A few days ago I read an article about those in a World full of Kardashians memes and what is wrong with them. I agree with most points but I felt like those points don’t defend the Kardashians, on the contrary, they just underline what is wrong with the World being full of Kardashians.


In this day and age it’s really easy to follow other people’s lives. Everyone has at least one or two social media accounts, follows other people, wants to know how others live. But what we somehow often forget is the fact that even if we watch a reality show about a family’s life, the content is carefully curated, footage is cut and edited, social media posts are well thought through and only show a certain aspect of one’s life. We usually choose to share the ups but not the downs and we see the glitz and the glam but not the rest.

These memes were born after we had the perfect Kardashian-Jenner lifestyle showed down our throats. I basically can not get through a day without seeing at least 2-3 articles about them on Facebook. And I don’t follow any of them. I totally believe in free will and freedom of speech, everyone should be able to live their lives as the choose to. But once you choose to live it in the public you accept that you will be criticised. It’s not necessarily a “haters gonna hate” situation either. I’m all for “living the good life” and sharing it. What I’m not a fan of is what they represent. The standards they create. And what they try to sell as normal.

When these memes appeared they compared the Kardashians to women who actually achieved something, other than sell their own lives. It all started with Princess Diana then it continued with Audrey Hepburn, Marilyn Monroe etc. You get the idea: women who were beautiful but also achieved a lot in their lives.

The argument is that we compare women to each other and we put someone down to praise someone else. I don’t think anyone is put down here.
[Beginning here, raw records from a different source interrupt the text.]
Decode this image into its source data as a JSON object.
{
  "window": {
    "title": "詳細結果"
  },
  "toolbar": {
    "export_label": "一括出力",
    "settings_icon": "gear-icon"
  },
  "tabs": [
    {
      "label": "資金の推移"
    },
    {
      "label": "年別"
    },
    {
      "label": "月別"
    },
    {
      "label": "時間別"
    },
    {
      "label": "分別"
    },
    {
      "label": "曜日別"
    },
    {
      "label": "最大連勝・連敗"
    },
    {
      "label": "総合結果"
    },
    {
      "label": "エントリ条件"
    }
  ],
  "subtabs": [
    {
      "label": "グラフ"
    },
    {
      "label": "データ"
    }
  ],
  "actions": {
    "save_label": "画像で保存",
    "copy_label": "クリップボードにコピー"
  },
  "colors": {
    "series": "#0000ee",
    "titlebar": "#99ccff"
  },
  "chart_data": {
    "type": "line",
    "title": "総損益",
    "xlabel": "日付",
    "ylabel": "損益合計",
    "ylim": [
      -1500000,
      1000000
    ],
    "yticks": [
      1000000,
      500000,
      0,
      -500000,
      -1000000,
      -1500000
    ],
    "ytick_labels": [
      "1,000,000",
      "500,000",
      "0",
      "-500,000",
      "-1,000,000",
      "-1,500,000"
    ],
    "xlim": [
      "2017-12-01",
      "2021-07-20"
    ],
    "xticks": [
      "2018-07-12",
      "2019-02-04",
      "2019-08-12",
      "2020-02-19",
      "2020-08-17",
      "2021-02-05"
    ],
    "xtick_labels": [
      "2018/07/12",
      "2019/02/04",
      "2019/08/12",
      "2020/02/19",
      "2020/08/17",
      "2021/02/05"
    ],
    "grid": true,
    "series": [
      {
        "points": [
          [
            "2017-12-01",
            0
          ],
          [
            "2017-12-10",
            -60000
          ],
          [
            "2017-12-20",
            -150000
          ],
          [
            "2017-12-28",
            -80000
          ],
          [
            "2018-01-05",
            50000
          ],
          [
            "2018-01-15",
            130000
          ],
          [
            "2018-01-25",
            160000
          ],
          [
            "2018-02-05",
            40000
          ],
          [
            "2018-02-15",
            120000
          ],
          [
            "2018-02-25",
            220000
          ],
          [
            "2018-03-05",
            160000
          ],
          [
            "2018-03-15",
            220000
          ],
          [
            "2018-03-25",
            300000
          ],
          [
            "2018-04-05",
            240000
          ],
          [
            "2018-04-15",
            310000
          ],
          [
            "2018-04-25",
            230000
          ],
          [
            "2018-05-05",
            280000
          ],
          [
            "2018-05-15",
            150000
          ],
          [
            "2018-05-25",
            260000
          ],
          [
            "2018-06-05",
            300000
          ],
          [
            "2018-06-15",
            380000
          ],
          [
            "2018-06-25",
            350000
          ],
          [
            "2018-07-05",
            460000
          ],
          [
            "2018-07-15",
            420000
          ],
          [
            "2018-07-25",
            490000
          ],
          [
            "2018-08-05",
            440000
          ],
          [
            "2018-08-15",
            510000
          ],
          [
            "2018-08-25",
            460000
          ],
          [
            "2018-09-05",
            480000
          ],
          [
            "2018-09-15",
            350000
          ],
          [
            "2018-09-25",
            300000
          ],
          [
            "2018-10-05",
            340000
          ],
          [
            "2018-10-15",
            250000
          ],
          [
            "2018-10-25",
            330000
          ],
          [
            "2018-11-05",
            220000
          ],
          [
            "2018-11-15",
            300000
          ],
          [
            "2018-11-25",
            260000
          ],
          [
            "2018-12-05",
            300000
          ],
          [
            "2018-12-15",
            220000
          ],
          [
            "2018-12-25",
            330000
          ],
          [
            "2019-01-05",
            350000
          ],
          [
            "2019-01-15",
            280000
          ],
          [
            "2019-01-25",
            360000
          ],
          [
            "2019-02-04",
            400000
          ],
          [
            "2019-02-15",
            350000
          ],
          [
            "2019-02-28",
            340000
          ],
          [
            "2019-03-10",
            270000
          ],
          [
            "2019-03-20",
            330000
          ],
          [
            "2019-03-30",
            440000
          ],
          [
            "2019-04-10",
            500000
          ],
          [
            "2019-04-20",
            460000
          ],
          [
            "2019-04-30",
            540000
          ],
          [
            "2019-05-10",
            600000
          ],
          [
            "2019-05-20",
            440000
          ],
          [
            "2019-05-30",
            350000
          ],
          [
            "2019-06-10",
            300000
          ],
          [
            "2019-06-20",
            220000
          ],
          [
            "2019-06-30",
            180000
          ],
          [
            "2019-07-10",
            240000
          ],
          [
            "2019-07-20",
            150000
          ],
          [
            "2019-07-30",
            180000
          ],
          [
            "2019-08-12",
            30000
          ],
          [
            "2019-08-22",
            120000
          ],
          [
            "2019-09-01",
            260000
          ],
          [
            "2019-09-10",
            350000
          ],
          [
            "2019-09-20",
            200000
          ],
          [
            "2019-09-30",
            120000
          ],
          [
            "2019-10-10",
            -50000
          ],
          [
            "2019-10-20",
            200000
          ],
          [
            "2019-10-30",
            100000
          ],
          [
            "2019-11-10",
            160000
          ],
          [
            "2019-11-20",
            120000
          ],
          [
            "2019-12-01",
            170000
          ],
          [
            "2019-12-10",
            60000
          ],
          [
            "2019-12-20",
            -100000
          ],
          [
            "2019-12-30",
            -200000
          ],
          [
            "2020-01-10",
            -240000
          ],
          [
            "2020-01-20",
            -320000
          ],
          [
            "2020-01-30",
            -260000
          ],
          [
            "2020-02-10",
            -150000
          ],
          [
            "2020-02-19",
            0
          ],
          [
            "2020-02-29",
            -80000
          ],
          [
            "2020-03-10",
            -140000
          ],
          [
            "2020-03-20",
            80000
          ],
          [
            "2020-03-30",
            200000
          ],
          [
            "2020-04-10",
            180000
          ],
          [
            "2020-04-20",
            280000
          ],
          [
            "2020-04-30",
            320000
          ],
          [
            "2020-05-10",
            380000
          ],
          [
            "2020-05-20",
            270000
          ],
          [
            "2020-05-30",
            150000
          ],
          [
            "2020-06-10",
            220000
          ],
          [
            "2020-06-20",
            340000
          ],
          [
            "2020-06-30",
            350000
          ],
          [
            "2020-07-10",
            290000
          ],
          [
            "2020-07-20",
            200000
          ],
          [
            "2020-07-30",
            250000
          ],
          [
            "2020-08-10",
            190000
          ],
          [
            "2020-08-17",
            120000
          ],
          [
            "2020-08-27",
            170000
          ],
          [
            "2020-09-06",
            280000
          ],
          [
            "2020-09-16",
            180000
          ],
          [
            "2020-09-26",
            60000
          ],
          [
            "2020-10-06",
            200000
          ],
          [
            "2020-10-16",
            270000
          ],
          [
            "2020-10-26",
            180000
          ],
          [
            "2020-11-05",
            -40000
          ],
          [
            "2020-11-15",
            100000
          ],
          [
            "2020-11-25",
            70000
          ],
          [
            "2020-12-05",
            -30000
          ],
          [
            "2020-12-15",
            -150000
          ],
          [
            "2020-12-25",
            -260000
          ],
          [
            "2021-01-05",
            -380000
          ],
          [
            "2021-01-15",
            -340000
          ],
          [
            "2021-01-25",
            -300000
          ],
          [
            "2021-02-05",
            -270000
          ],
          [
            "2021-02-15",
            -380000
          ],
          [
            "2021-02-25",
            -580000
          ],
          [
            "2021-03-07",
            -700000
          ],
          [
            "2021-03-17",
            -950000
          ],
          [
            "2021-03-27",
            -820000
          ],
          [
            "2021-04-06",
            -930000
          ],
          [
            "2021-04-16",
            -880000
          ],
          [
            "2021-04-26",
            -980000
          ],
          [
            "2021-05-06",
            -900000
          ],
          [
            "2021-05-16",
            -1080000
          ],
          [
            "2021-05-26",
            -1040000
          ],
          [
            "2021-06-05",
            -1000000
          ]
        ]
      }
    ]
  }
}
Values and various other things are compared. Over the years I experienced first hand how women are often considered to be nothing more than eye candy. Now I’m not a typical girly girl. So for me Princess Diana, who had short hair and although was often wearing gowns and dresses was also seen wearing comfortable, everyday clothes, you’d wear to go to the shop down the road. You can’t really say the same about Kim Kardashian for example. She recently started posting on social media again and she shared pictures of herself and her family, in their home. Playing with her children. Playing with her children, at home, in high heels. Now, let’s be realistic: that’s not realistic. This again shows that all the content that they publish is well curated and fabricated. This also adds to the eye candy stereotype. Women should have long, shiny hair, always have their make up on fleek and wear high heels all the time. Again, everybody is free to do whatever they want, but when you live your life in the public eye and choose to try and become a role model you’ll inevitably get some criticism. I’m not against high heels. I’m against the concept that women should wear them all the time. I’m not against make up, I’m against the idea that doing your make up is one of the most important things before you leave the house in the morning. I’m basically against the idea that there are some classic beauty standards everyone should follow. And this is what the Kardashians advertise. There are far more important things, far bigger achievements than having you 20 bottles of hairsprays perfectly organised in plastic storage containers. What I’m against is this being considered the norm, they becoming role models and idolised. If we talk about misogyny and how women are always categorised it’s important that we, the women in question, are careful about who we and what ideas we endorse. I’m not saying beauty and style are not important. I’m saying that having a good education, being open minded and well read is more important than learning how to wear high heels all day every day.

The World is literally full of Kardashians, especially the World of social media and we tend to forget that there are women out there who mastered being classy and stylish while getting a good education, building a respectable carrier and living their lives.

Not everyone can become an Amal Clooney or an Emma Watson or a J.K. Rowling, but everyone could at least try. These are the women who have an opinion and are not afraid to share it. Who contribute to society while they have their eye brows on fleek and their make up is on point. But they are also not afraid to “be real” and be somewhat relatable. They don’t set unrealistic standards. They are also present. They are up to date with current events and they have in important input and they do try to share knowledge and to have a positive impact. They are also women who are not afraid to work hard and share it.

I agree, no one should be put down but I don’t agree with the statement that we shouldn’t compare different role models, famous people and influencers to each other. I don’t agree with someone selling an idea, a fabricated, artificial reality and live off it. I don’t agree with it because it’s damaging and it sets unrealistic standards and sends out the wrong message in a World where ignorance is already bliss and education is uncool. We could do so much better than this…